May 21, 2009
Fallout from the Weinstein case: questions of condemnation timing and valuation; will Site 5 really be taken?
Atlantic Yards Report
AYR suggests more potential questions for next Friday's Senate hearing on Atlantic Yards.
So it's worth asking about the ESDC's plans at the public hearing: would the whole site be condemned at once? What are the plans for Site 5?
It's also worth asking whether, given that the project likely will take much longer than projected, Forest City Ratner plans any interim open space, as once suggested in plans by landscape architect Laurie Olin.

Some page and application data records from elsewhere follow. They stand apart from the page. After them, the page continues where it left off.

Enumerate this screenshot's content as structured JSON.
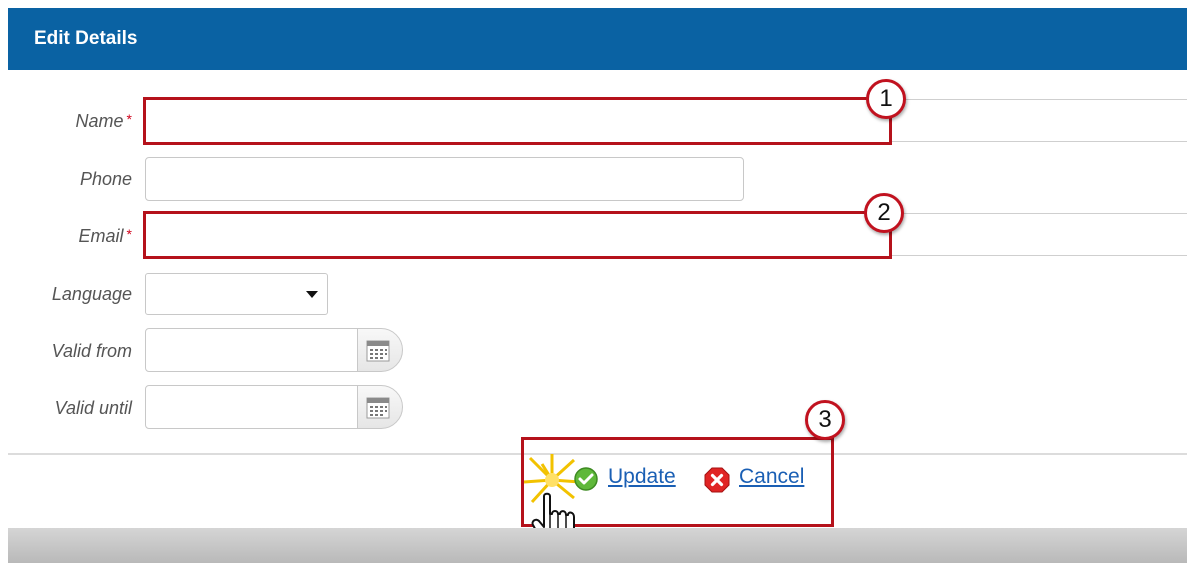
{
  "header": {
    "title": "Edit Details"
  },
  "form": {
    "name_label": "Name",
    "phone_label": "Phone",
    "email_label": "Email",
    "language_label": "Language",
    "valid_from_label": "Valid from",
    "valid_until_label": "Valid until",
    "required_mark": "*",
    "name_value": "",
    "phone_value": "",
    "email_value": "",
    "language_value": "",
    "valid_from_value": "",
    "valid_until_value": ""
  },
  "actions": {
    "update_label": "Update",
    "cancel_label": "Cancel"
  },
  "callouts": [
    "1",
    "2",
    "3"
  ],
  "colors": {
    "header": "#0a62a3",
    "highlight": "#b5121b",
    "link": "#1a5fb4"
  },
  "icons": [
    "calendar-icon",
    "check-icon",
    "cancel-icon",
    "hand-cursor-icon",
    "click-burst-icon",
    "dropdown-caret-icon"
  ]
}
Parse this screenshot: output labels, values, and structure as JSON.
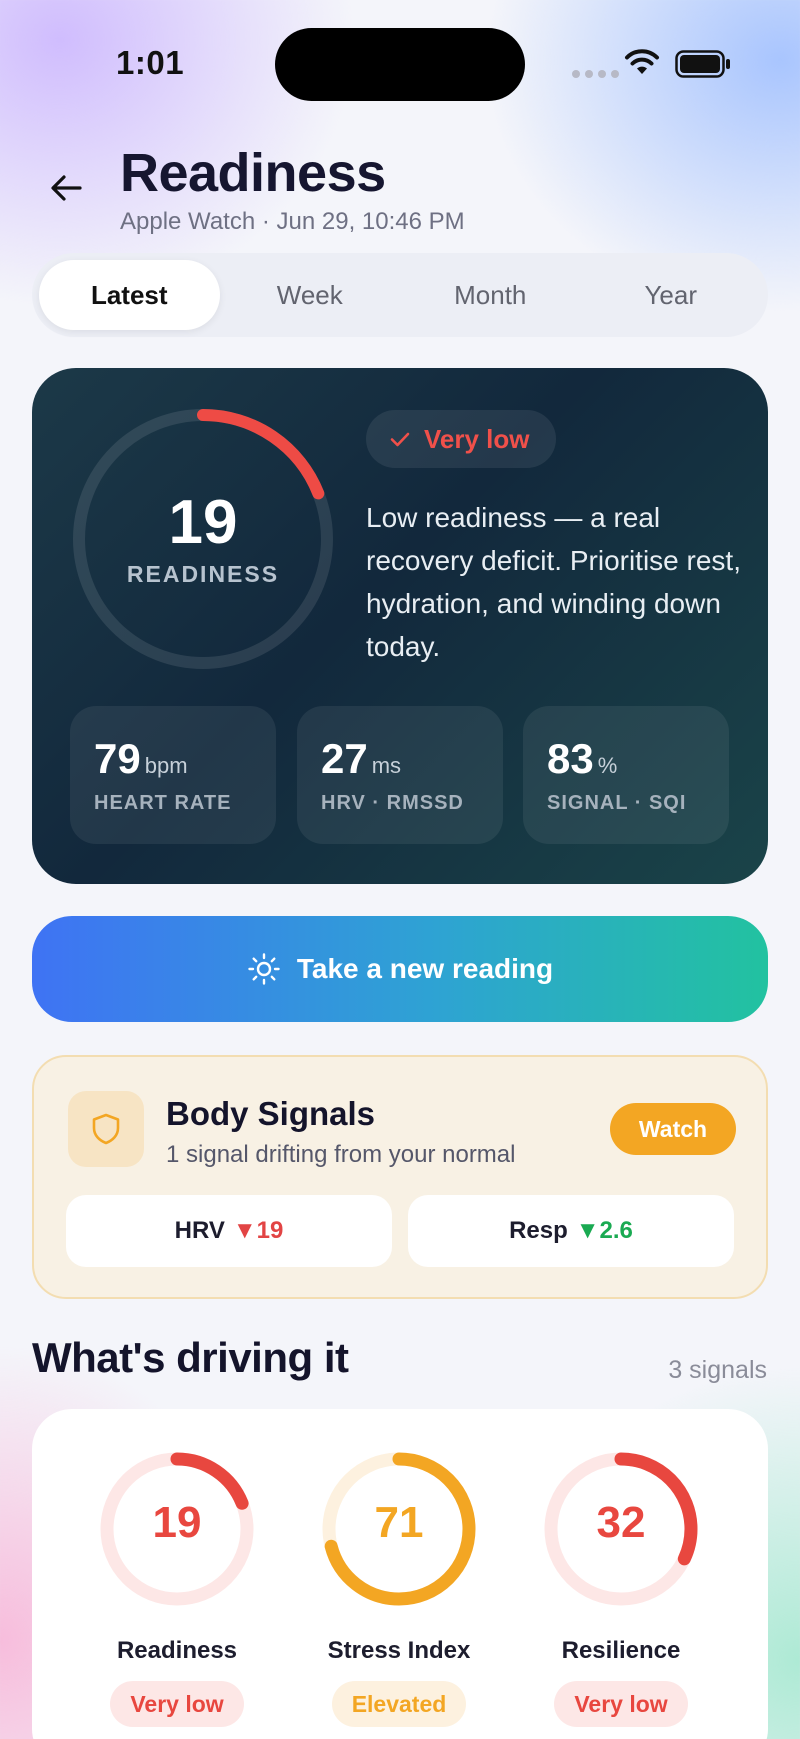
{
  "status_bar": {
    "time": "1:01"
  },
  "header": {
    "title": "Readiness",
    "subtitle": "Apple Watch · Jun 29, 10:46 PM"
  },
  "tabs": [
    {
      "label": "Latest",
      "active": true
    },
    {
      "label": "Week",
      "active": false
    },
    {
      "label": "Month",
      "active": false
    },
    {
      "label": "Year",
      "active": false
    }
  ],
  "hero": {
    "score": "19",
    "score_value": 19,
    "score_max": 100,
    "score_label": "READINESS",
    "status": "Very low",
    "description": "Low readiness — a real recovery deficit. Prioritise rest, hydration, and winding down today.",
    "metrics": [
      {
        "value": "79",
        "unit": "bpm",
        "label": "HEART RATE"
      },
      {
        "value": "27",
        "unit": "ms",
        "label": "HRV · RMSSD"
      },
      {
        "value": "83",
        "unit": "%",
        "label": "SIGNAL · SQI"
      }
    ]
  },
  "cta": {
    "label": "Take a new reading"
  },
  "body_signals": {
    "title": "Body Signals",
    "subtitle": "1 signal drifting from your normal",
    "badge": "Watch",
    "chips": [
      {
        "name": "HRV",
        "delta": "▼19",
        "tone": "red"
      },
      {
        "name": "Resp",
        "delta": "▼2.6",
        "tone": "green"
      }
    ]
  },
  "drivers": {
    "title": "What's driving it",
    "count": "3 signals",
    "items": [
      {
        "value": "19",
        "fraction": 0.19,
        "name": "Readiness",
        "status": "Very low",
        "color": "#e8473f",
        "track": "#fde7e6",
        "badge_bg": "#fde7e6"
      },
      {
        "value": "71",
        "fraction": 0.71,
        "name": "Stress Index",
        "status": "Elevated",
        "color": "#f3a623",
        "track": "#fdf1df",
        "badge_bg": "#fdf1df"
      },
      {
        "value": "32",
        "fraction": 0.32,
        "name": "Resilience",
        "status": "Very low",
        "color": "#e8473f",
        "track": "#fde7e6",
        "badge_bg": "#fde7e6"
      }
    ]
  },
  "colors": {
    "accent_red": "#e8473f",
    "accent_amber": "#f3a623",
    "accent_green": "#1aaa52"
  }
}
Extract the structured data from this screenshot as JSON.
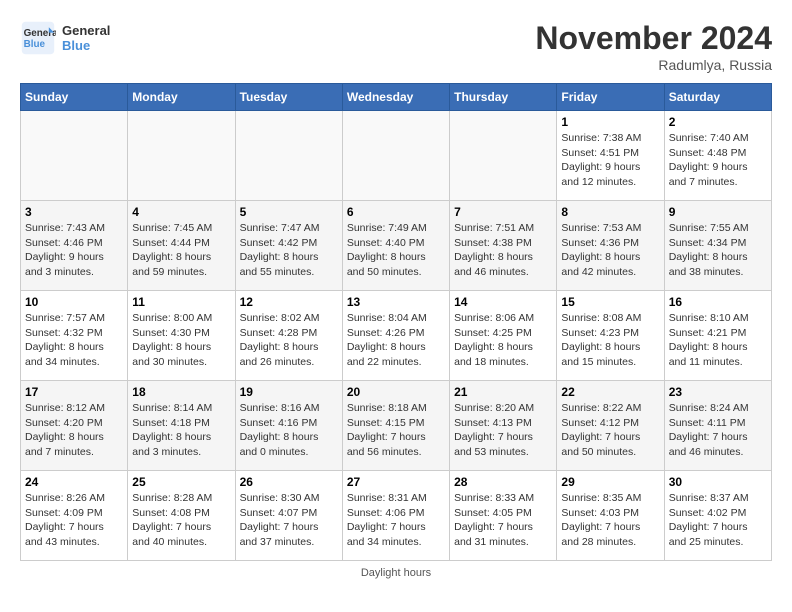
{
  "logo": {
    "line1": "General",
    "line2": "Blue"
  },
  "title": "November 2024",
  "subtitle": "Radumlya, Russia",
  "days_header": [
    "Sunday",
    "Monday",
    "Tuesday",
    "Wednesday",
    "Thursday",
    "Friday",
    "Saturday"
  ],
  "weeks": [
    [
      {
        "num": "",
        "info": ""
      },
      {
        "num": "",
        "info": ""
      },
      {
        "num": "",
        "info": ""
      },
      {
        "num": "",
        "info": ""
      },
      {
        "num": "",
        "info": ""
      },
      {
        "num": "1",
        "info": "Sunrise: 7:38 AM\nSunset: 4:51 PM\nDaylight: 9 hours and 12 minutes."
      },
      {
        "num": "2",
        "info": "Sunrise: 7:40 AM\nSunset: 4:48 PM\nDaylight: 9 hours and 7 minutes."
      }
    ],
    [
      {
        "num": "3",
        "info": "Sunrise: 7:43 AM\nSunset: 4:46 PM\nDaylight: 9 hours and 3 minutes."
      },
      {
        "num": "4",
        "info": "Sunrise: 7:45 AM\nSunset: 4:44 PM\nDaylight: 8 hours and 59 minutes."
      },
      {
        "num": "5",
        "info": "Sunrise: 7:47 AM\nSunset: 4:42 PM\nDaylight: 8 hours and 55 minutes."
      },
      {
        "num": "6",
        "info": "Sunrise: 7:49 AM\nSunset: 4:40 PM\nDaylight: 8 hours and 50 minutes."
      },
      {
        "num": "7",
        "info": "Sunrise: 7:51 AM\nSunset: 4:38 PM\nDaylight: 8 hours and 46 minutes."
      },
      {
        "num": "8",
        "info": "Sunrise: 7:53 AM\nSunset: 4:36 PM\nDaylight: 8 hours and 42 minutes."
      },
      {
        "num": "9",
        "info": "Sunrise: 7:55 AM\nSunset: 4:34 PM\nDaylight: 8 hours and 38 minutes."
      }
    ],
    [
      {
        "num": "10",
        "info": "Sunrise: 7:57 AM\nSunset: 4:32 PM\nDaylight: 8 hours and 34 minutes."
      },
      {
        "num": "11",
        "info": "Sunrise: 8:00 AM\nSunset: 4:30 PM\nDaylight: 8 hours and 30 minutes."
      },
      {
        "num": "12",
        "info": "Sunrise: 8:02 AM\nSunset: 4:28 PM\nDaylight: 8 hours and 26 minutes."
      },
      {
        "num": "13",
        "info": "Sunrise: 8:04 AM\nSunset: 4:26 PM\nDaylight: 8 hours and 22 minutes."
      },
      {
        "num": "14",
        "info": "Sunrise: 8:06 AM\nSunset: 4:25 PM\nDaylight: 8 hours and 18 minutes."
      },
      {
        "num": "15",
        "info": "Sunrise: 8:08 AM\nSunset: 4:23 PM\nDaylight: 8 hours and 15 minutes."
      },
      {
        "num": "16",
        "info": "Sunrise: 8:10 AM\nSunset: 4:21 PM\nDaylight: 8 hours and 11 minutes."
      }
    ],
    [
      {
        "num": "17",
        "info": "Sunrise: 8:12 AM\nSunset: 4:20 PM\nDaylight: 8 hours and 7 minutes."
      },
      {
        "num": "18",
        "info": "Sunrise: 8:14 AM\nSunset: 4:18 PM\nDaylight: 8 hours and 3 minutes."
      },
      {
        "num": "19",
        "info": "Sunrise: 8:16 AM\nSunset: 4:16 PM\nDaylight: 8 hours and 0 minutes."
      },
      {
        "num": "20",
        "info": "Sunrise: 8:18 AM\nSunset: 4:15 PM\nDaylight: 7 hours and 56 minutes."
      },
      {
        "num": "21",
        "info": "Sunrise: 8:20 AM\nSunset: 4:13 PM\nDaylight: 7 hours and 53 minutes."
      },
      {
        "num": "22",
        "info": "Sunrise: 8:22 AM\nSunset: 4:12 PM\nDaylight: 7 hours and 50 minutes."
      },
      {
        "num": "23",
        "info": "Sunrise: 8:24 AM\nSunset: 4:11 PM\nDaylight: 7 hours and 46 minutes."
      }
    ],
    [
      {
        "num": "24",
        "info": "Sunrise: 8:26 AM\nSunset: 4:09 PM\nDaylight: 7 hours and 43 minutes."
      },
      {
        "num": "25",
        "info": "Sunrise: 8:28 AM\nSunset: 4:08 PM\nDaylight: 7 hours and 40 minutes."
      },
      {
        "num": "26",
        "info": "Sunrise: 8:30 AM\nSunset: 4:07 PM\nDaylight: 7 hours and 37 minutes."
      },
      {
        "num": "27",
        "info": "Sunrise: 8:31 AM\nSunset: 4:06 PM\nDaylight: 7 hours and 34 minutes."
      },
      {
        "num": "28",
        "info": "Sunrise: 8:33 AM\nSunset: 4:05 PM\nDaylight: 7 hours and 31 minutes."
      },
      {
        "num": "29",
        "info": "Sunrise: 8:35 AM\nSunset: 4:03 PM\nDaylight: 7 hours and 28 minutes."
      },
      {
        "num": "30",
        "info": "Sunrise: 8:37 AM\nSunset: 4:02 PM\nDaylight: 7 hours and 25 minutes."
      }
    ]
  ],
  "footer": "Daylight hours"
}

I suggested May 8 that, while the appellate court ruling couldn't stop the ESDC from taking [Henry] Weinstein's property, it could make it more costly, since Weinstein has contended that [Shaya] Boymelgreen’s deal with Ratner diminished the value of his property.

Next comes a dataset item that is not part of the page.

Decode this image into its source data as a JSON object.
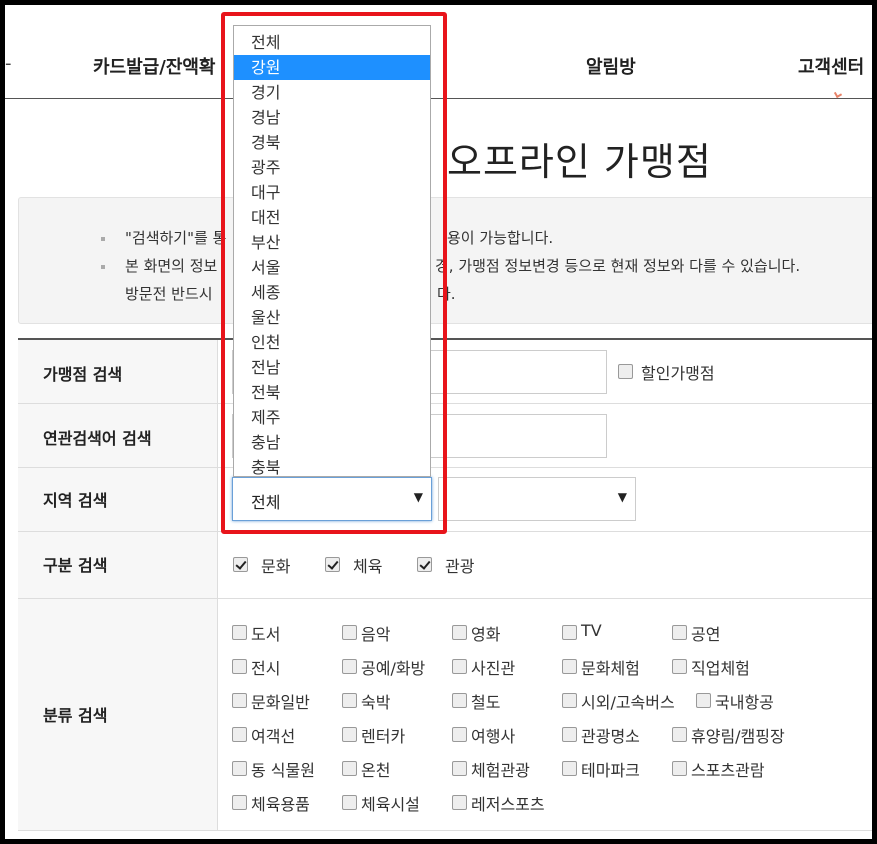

[Eminent domain attorney Michael] Rikon, who does not represent Weinstein but has met with him in the past, told me that when property is condemned and appraised, the appraiser then can ignore all leases. "That doesn't mean you ignore existing leases, if they're good fair market leases," Rikon said.
The goal is to look at comparable leases, but it may not be easy to find such comparable leases. That suggests to me that Weinstein still gained an advantage in the valuation phase should condemnation occur.
But Rikon suggests that the more important impact of the lease was in suggesting that Forest City Ratner controlled the property, not in setting its value. And that's another question for the oversight hearing.
Posted by eric at May 21, 2009 9:58 AM